**YOUR OBJECTIVE:** Scan the records for the word "photo". Report each line where it occurs.

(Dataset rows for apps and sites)
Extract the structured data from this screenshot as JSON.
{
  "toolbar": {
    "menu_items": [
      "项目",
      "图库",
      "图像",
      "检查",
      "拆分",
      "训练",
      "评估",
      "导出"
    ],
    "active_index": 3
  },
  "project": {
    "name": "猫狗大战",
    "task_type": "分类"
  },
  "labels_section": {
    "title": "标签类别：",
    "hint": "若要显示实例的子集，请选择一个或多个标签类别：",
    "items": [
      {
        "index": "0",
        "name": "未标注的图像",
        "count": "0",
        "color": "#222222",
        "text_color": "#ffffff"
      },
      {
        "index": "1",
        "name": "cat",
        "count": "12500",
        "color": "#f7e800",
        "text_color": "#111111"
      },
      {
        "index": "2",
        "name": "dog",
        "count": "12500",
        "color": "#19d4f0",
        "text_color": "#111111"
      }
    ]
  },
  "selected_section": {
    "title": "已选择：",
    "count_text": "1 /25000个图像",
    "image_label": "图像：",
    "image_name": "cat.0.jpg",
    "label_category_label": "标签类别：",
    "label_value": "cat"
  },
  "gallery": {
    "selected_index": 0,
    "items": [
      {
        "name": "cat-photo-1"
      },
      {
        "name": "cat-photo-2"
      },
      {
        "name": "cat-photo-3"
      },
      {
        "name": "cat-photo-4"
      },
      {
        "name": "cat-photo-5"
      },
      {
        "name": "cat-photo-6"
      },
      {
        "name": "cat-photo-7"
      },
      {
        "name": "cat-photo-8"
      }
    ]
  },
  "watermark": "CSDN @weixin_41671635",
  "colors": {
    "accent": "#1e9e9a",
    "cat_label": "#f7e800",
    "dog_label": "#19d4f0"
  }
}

**TASK RESPONSE:**
        "name": "cat-photo-1"
        "name": "cat-photo-2"
        "name": "cat-photo-3"
        "name": "cat-photo-4"
        "name": "cat-photo-5"
        "name": "cat-photo-6"
        "name": "cat-photo-7"
        "name": "cat-photo-8"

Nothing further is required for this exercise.